On filing the bill and supporting affidavits, on the 18th of January, 1893, an order was issued temporarily restraining the officers of the city from declaring the complainant in default or from forfeiting or suing on its bond, until a motion for an injunction pendente lite could be heard. Subsequently, after hearing and argument, an injunction pendente lite was issued.
Prior to its issuing, but after the restraining order, the executive board accepted the bid of Whitmore, Rauber Vicinus, and entered into a contract with them for the construction for the riveted steel pipe conduit, thirty-eight inches in diameter, for route "A," for eight thousand feet. That is on a different route and claimed to be the subject of a different contract from that awarded to the complainant.
This action made a reformation of the proposals impossible — made any action of the Circuit Court impossible, except to annul the proposals or dismiss the bill and subject the complainant to a suit on its bond. If the decree was narrowed to this relief it was the fault of the city, not of the complainant. Whatever its prior claims and pretensions may have been, by submitting itself to a court of equity complainant submitted itself to abide by what that court should decree, and the alternative of a reformation of the proposals was certainly not their execution unreformed.
By letting the contract to Whitmore, Rauber Vicinus, the city, in effect, evaded the restraining order, forestalled the action of the Circuit Court, and prevented the reformation of the proposals; and by preventing that justified the decree which was entered.

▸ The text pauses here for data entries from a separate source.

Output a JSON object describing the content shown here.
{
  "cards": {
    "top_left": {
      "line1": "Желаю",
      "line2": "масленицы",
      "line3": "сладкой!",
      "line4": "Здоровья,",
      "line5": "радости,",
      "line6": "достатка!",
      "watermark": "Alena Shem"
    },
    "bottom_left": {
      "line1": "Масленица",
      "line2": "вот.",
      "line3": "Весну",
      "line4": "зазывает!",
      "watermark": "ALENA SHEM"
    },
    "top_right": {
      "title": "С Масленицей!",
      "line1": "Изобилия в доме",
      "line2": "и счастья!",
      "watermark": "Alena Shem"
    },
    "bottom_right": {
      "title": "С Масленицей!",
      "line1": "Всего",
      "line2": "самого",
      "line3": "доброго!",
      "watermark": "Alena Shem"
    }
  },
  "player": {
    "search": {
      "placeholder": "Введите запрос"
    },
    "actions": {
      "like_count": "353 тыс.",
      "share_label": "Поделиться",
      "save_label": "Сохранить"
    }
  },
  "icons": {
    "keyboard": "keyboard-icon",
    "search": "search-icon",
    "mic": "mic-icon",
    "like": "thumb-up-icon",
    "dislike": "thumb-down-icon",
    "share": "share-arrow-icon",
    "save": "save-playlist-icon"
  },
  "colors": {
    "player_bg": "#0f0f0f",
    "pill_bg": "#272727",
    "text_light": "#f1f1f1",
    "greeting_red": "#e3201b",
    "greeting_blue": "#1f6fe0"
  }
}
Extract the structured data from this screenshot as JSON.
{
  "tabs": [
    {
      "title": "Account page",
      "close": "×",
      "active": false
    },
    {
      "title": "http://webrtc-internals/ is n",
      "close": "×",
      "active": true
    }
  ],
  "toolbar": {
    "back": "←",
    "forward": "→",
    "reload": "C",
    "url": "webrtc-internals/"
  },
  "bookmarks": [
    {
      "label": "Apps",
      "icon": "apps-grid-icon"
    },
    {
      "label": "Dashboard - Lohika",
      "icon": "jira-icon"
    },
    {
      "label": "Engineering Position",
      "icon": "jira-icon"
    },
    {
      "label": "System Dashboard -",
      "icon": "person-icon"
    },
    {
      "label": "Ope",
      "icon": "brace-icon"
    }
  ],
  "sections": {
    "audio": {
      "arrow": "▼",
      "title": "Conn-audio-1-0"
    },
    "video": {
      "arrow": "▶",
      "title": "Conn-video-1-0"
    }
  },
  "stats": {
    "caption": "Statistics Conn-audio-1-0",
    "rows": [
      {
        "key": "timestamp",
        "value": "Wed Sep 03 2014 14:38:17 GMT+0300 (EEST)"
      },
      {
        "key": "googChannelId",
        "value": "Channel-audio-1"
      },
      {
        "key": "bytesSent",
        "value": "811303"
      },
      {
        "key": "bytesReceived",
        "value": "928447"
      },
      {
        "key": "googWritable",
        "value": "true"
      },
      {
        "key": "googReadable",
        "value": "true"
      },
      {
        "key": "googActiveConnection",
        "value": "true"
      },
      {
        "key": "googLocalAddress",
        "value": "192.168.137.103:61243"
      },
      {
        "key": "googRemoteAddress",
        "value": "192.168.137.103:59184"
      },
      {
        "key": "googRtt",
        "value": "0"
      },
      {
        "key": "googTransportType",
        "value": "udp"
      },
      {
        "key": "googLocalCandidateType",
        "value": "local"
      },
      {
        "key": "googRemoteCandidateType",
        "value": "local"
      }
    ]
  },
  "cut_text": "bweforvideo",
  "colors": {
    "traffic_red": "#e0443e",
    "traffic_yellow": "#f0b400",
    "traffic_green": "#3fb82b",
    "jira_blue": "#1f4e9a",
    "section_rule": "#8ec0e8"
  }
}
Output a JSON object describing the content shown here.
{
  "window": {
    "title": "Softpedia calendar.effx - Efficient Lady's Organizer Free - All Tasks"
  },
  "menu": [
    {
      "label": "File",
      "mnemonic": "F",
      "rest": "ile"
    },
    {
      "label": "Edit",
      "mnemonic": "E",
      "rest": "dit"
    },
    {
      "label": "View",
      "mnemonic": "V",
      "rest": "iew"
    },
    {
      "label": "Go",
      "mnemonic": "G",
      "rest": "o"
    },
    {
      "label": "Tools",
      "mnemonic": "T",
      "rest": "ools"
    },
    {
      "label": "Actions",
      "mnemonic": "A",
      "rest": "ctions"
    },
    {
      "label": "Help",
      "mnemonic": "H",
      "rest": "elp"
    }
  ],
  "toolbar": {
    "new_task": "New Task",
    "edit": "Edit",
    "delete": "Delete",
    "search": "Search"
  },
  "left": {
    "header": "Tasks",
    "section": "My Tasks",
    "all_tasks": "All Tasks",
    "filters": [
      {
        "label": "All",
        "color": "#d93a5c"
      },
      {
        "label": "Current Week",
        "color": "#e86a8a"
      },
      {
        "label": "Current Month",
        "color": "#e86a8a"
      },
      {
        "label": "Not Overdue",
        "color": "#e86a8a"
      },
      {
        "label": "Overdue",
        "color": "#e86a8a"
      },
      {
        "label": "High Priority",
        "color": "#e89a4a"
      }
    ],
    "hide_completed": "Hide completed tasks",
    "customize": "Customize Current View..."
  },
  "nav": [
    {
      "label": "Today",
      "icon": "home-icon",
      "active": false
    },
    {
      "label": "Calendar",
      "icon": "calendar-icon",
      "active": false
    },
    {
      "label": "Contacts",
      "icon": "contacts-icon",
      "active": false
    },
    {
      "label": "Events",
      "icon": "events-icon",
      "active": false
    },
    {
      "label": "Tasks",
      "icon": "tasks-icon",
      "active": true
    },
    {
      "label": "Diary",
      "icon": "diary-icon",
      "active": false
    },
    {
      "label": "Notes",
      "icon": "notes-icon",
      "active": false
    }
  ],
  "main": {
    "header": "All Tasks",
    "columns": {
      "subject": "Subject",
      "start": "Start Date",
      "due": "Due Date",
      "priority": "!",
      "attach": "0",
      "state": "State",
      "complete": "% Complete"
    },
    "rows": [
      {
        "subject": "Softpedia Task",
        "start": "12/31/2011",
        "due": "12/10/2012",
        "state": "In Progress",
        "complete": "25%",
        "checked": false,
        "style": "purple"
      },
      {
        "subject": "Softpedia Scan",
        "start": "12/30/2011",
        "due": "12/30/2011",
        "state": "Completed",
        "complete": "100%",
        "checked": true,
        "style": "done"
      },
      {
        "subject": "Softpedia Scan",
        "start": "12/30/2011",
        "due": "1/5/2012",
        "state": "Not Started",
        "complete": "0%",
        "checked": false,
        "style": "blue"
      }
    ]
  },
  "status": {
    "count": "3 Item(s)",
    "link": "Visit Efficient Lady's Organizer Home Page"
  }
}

The decree of the Circuit Court of Appeals is reversed and that of the Circuit Court is